The region researchers selected for the study is in Alachua County adjacent to the UF campus and includes the downtown Gainesville business district, several residential neighborhoods, a mobile home park, two homeless shelters, industrial parks, and a veterinary clinic. The zone has higher unemployment and poverty rates as well as lower household income and rates of home ownership than the county as a whole.

During the study, 2,366 stray and feral community cats—approximately 54 percent of the estimated feral cat population in the targeted area—were trapped and neutered. Afterward, they were returned to their environment or adopted.

Veterinarians neutering cats in an operating room
A study out of the University of Florida College of Veterinary Medicine showed marked decreases in shelter intake and euthanasia of feral cats in an area of intensive cat neutering and adoption, compared with figures for the rest of the Florida county. (Courtesy of the UF College of Veterinary Medicine)

Dr. Levy and her team found that in the target area, animal control cat intake declined 70 percent from a baseline of 13 cats per 1,000 residents to four cats per 1,000 residents at the end of the study. In the rest of the county, cat intake declined only 13 percent from a baseline of 16 cats per 1,000 residents to 14 cats per 1,000 residents.

In the target area, euthanasia declined 95 percent from a baseline of eight cats per 1,000 residents to less than one per 1,000 residents at the end of the study. In the nontarget area, cat euthanasia declined 30 percent from a baseline of 10 cats per 1,000 residents to seven cats per 1,000 residents.

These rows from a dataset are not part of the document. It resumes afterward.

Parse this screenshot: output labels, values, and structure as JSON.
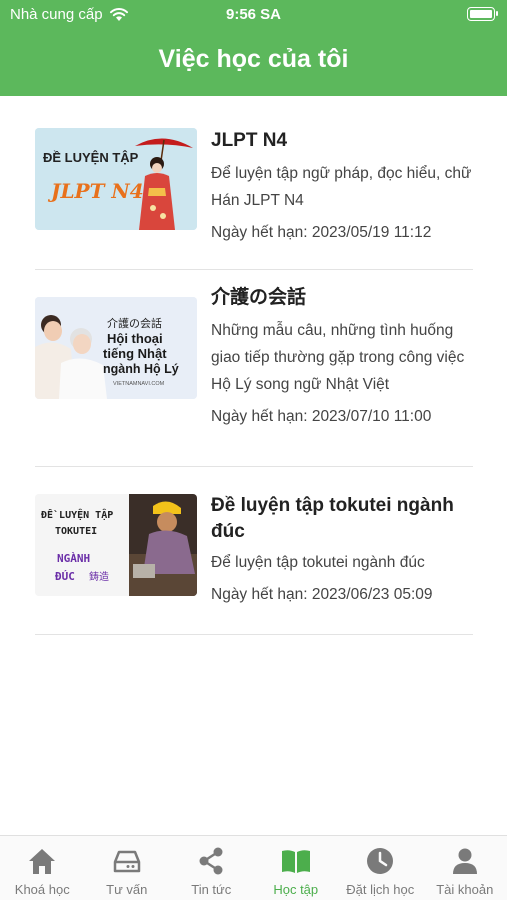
{
  "status_bar": {
    "carrier": "Nhà cung cấp",
    "time": "9:56 SA",
    "icons": [
      "wifi-icon",
      "battery-icon"
    ]
  },
  "header": {
    "title": "Việc học của tôi",
    "bg_color": "#5cb85c"
  },
  "courses": [
    {
      "name": "JLPT N4",
      "description": "Để luyện tập ngữ pháp, đọc hiểu, chữ Hán JLPT N4",
      "expiry": "Ngày hết hạn: 2023/05/19 11:12",
      "thumb": {
        "line1": "ĐỀ LUYỆN TẬP",
        "line2": "JLPT N4"
      }
    },
    {
      "name": "介護の会話",
      "description": "Những mẫu câu, những tình huống giao tiếp thường gặp trong công việc Hộ Lý song ngữ Nhật Việt",
      "expiry": "Ngày hết hạn: 2023/07/10 11:00",
      "thumb": {
        "line1": "介護の会話",
        "line2": "Hội thoại",
        "line3": "tiếng Nhật",
        "line4": "ngành Hộ Lý",
        "line5": "VIETNAMNAVI.COM"
      }
    },
    {
      "name": "Đề luyện tập tokutei ngành đúc",
      "description": "Để luyện tập tokutei ngành đúc",
      "expiry": "Ngày hết hạn: 2023/06/23 05:09",
      "thumb": {
        "line1": "ĐỀ LUYỆN TẬP",
        "line2": "TOKUTEI",
        "line3": "NGÀNH",
        "line4": "ĐÚC",
        "line5": "鋳造"
      }
    }
  ],
  "tabs": [
    {
      "label": "Khoá học",
      "icon": "home-icon",
      "active": false
    },
    {
      "label": "Tư vấn",
      "icon": "inbox-icon",
      "active": false
    },
    {
      "label": "Tin tức",
      "icon": "share-icon",
      "active": false
    },
    {
      "label": "Học tập",
      "icon": "book-icon",
      "active": true
    },
    {
      "label": "Đặt lịch học",
      "icon": "clock-icon",
      "active": false
    },
    {
      "label": "Tài khoản",
      "icon": "user-icon",
      "active": false
    }
  ],
  "colors": {
    "accent": "#5cb85c",
    "tab_active": "#4cae4c",
    "tab_inactive": "#7a7a7a",
    "thumb_n4_text": "#e8711c",
    "thumb_tokutei_text": "#6b2fa8"
  }
}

“The figures were incredible, as were the adoptions,” Dr. Levy said. “Adoption wasn’t part of the original plan, but it happened organically as residents offered to take in kittens and the friendlier adults.”

Cats weren’t the only ones to find new homes. While unclaimed cats were the focus of the study, the shelter intake rates of dogs also declined in the targeted area. “That was just an extra win,” she said. “As we went door to door, we talked to people about how to care for all their animals, including other resources available for their pets.”

Funded through a $250,000 grant from Maddie’s Fund, the study initially used direct advertising to promote the free spay-neuter surgery available through Operation Catnip, the trap-neuter-return program based at UF.

“But the cats didn’t arrive in large numbers like we’d expected,” Dr. Levy said. “They were out there, but this is a community that doesn’t just take stray cats to a spay-neuter clinic.” So Dr. Levy hired a neighborhood resident to knock on doors.

“It’s not enough for an agency like ours to just make services available. You must get into a community and talk to people to find out what they need,” she said. “If we go in with the right resources and attitudes, we can save animals from animal control and from being euthanized.”

“The animal welfare community as a whole has realized that we can’t be solely shelter-centric,” Dr. Levy said. “The next step in our work is to connect with communities, find out their needs, and how we can help.”

The resources needed to complete the project were intensive. “It’s not realistic to provide this level of coverage throughout the community in an untargeted way. To expand what we did in the target area to the entire county would cost millions of dollars,” Dr. Levy said. “But like all daunting problems, you bite off the greatest need and start there.”